[Items from an interface collection]:
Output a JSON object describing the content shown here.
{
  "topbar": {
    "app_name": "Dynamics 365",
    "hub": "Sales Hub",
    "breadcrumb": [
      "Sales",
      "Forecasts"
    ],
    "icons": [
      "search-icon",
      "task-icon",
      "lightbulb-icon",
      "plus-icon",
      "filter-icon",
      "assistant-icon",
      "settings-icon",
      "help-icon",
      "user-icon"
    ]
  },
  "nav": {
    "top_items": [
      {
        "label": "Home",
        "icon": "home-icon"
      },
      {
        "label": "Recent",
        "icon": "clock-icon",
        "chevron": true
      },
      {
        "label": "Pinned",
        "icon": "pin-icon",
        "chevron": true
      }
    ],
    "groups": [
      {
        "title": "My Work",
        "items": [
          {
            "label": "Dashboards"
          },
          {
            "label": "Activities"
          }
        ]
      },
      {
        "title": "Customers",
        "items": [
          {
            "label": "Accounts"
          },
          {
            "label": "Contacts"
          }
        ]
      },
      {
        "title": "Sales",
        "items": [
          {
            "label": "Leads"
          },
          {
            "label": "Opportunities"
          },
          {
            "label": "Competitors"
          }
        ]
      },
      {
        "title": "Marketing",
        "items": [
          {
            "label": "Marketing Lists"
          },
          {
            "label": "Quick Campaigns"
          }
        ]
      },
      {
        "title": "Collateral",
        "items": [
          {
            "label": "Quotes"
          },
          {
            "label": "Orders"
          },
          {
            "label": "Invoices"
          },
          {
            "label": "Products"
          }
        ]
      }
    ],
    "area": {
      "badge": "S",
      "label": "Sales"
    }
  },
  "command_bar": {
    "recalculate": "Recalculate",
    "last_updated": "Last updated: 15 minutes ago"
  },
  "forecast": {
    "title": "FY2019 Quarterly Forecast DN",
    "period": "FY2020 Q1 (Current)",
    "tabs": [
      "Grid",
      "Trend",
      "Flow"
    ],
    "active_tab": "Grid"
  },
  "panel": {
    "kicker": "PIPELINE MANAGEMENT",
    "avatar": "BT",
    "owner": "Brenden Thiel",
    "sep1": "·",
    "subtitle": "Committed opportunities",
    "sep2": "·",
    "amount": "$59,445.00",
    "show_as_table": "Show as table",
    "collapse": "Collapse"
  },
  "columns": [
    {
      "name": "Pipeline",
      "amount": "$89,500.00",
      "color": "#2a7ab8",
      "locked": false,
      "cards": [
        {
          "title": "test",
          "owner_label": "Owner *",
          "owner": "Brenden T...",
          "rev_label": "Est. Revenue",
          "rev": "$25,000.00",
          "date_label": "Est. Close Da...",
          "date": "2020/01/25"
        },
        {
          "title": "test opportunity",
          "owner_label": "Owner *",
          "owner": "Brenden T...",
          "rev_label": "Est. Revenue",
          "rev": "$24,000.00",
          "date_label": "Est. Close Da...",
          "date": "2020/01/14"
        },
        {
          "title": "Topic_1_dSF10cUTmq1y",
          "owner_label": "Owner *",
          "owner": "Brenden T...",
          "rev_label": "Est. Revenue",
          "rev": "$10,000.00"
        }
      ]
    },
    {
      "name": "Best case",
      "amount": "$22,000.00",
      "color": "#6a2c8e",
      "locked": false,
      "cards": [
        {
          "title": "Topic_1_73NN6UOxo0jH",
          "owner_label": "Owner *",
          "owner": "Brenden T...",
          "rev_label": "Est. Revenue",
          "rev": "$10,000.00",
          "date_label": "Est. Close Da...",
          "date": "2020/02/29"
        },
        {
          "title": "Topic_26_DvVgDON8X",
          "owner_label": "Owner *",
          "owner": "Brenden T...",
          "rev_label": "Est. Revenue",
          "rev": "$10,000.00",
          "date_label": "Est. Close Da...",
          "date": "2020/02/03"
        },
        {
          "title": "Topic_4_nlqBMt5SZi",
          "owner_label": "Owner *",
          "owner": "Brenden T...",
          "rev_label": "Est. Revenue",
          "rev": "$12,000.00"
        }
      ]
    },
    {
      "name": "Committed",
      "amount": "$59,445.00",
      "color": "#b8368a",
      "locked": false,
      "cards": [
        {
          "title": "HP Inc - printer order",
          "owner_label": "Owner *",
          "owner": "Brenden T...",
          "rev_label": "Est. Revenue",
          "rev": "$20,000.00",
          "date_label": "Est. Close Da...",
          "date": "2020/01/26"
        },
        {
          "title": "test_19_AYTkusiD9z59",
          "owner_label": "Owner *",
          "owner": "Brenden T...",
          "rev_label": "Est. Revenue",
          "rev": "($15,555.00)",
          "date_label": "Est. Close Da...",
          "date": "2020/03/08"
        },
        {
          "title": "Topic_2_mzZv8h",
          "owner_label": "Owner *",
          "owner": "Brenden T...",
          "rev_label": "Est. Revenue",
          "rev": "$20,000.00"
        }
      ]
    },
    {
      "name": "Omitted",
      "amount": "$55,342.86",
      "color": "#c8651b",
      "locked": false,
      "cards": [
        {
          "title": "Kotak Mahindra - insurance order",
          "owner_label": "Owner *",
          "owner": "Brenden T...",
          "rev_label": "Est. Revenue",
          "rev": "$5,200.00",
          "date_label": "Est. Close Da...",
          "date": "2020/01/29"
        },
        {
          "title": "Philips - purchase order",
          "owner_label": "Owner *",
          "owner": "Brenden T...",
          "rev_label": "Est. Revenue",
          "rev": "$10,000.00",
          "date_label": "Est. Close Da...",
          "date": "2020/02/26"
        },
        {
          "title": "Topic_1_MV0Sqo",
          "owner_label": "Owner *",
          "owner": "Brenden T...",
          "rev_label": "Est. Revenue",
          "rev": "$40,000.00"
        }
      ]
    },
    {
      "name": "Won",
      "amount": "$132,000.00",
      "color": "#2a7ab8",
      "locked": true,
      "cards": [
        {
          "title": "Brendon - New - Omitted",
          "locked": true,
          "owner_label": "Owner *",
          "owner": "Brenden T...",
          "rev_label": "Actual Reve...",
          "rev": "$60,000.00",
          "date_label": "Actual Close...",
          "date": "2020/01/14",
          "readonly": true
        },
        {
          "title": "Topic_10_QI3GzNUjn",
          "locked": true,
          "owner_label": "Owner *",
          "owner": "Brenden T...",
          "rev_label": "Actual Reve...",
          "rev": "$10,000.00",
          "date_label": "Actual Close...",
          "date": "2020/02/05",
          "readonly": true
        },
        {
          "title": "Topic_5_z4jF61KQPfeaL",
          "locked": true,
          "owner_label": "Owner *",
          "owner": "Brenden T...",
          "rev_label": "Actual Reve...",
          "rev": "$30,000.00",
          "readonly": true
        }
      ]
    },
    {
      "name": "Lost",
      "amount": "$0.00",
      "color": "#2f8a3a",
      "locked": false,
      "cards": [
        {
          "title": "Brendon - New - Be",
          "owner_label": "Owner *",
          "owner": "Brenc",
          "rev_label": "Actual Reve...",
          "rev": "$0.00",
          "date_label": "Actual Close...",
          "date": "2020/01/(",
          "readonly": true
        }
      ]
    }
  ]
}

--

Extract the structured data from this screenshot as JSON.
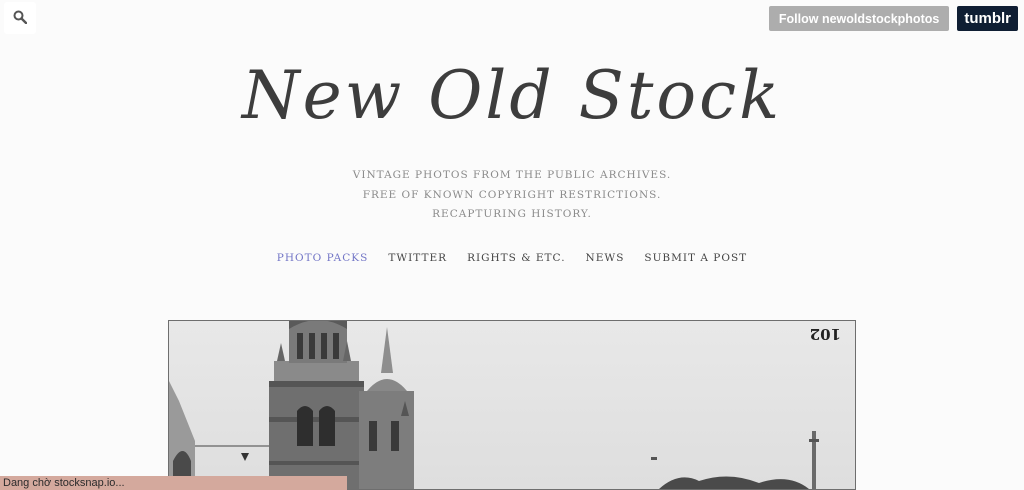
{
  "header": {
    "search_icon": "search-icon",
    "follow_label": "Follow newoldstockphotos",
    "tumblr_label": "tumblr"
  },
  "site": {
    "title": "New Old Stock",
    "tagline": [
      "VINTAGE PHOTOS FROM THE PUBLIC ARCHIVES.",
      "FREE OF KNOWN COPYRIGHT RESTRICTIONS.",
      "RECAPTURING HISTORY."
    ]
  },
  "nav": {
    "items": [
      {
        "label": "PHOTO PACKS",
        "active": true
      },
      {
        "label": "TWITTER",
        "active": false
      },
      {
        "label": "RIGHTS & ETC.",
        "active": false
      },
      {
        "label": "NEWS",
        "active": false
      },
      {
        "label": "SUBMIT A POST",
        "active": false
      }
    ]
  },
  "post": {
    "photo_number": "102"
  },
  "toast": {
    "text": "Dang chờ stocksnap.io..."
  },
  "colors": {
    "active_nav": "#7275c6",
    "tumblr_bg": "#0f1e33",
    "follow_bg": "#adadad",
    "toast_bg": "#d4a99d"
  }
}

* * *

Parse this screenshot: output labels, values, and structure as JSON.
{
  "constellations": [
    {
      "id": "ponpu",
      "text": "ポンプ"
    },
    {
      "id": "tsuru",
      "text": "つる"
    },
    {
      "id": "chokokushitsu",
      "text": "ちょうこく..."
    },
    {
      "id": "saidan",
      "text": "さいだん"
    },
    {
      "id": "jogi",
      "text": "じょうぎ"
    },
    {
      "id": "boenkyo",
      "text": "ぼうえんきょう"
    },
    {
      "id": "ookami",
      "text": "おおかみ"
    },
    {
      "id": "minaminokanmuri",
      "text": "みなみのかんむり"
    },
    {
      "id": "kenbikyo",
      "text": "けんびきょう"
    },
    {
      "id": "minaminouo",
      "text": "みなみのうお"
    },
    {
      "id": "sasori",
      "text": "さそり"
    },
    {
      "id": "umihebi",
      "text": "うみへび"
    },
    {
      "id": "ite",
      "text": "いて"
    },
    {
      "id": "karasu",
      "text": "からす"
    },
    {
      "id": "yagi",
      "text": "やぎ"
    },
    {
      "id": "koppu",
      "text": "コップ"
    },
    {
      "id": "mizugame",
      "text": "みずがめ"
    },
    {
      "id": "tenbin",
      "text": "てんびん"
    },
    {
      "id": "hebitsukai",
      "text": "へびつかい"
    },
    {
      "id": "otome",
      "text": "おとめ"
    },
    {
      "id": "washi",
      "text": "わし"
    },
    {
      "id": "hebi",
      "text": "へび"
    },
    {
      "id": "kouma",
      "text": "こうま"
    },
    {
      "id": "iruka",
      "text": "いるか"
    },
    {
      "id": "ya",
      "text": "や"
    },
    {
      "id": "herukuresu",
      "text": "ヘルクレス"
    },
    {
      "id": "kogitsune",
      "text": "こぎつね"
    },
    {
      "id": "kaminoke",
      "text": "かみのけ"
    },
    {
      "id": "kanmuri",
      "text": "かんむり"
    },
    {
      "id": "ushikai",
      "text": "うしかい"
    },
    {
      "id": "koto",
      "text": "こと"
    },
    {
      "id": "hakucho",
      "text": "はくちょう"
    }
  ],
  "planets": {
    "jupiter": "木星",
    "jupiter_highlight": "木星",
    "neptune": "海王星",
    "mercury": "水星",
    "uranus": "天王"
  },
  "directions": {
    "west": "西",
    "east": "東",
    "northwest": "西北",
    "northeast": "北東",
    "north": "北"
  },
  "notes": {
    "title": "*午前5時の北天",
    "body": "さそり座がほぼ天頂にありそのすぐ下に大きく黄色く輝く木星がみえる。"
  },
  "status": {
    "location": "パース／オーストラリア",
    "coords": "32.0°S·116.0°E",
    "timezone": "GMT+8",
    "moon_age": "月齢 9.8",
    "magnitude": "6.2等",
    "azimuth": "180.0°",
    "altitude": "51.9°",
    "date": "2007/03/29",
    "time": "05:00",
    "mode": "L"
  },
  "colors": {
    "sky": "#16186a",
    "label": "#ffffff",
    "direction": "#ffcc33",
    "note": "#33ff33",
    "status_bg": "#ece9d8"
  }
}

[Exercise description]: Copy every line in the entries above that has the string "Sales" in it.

[Written answer]:
    "hub": "Sales Hub",
      "Sales",
        "title": "Sales",
      "label": "Sales"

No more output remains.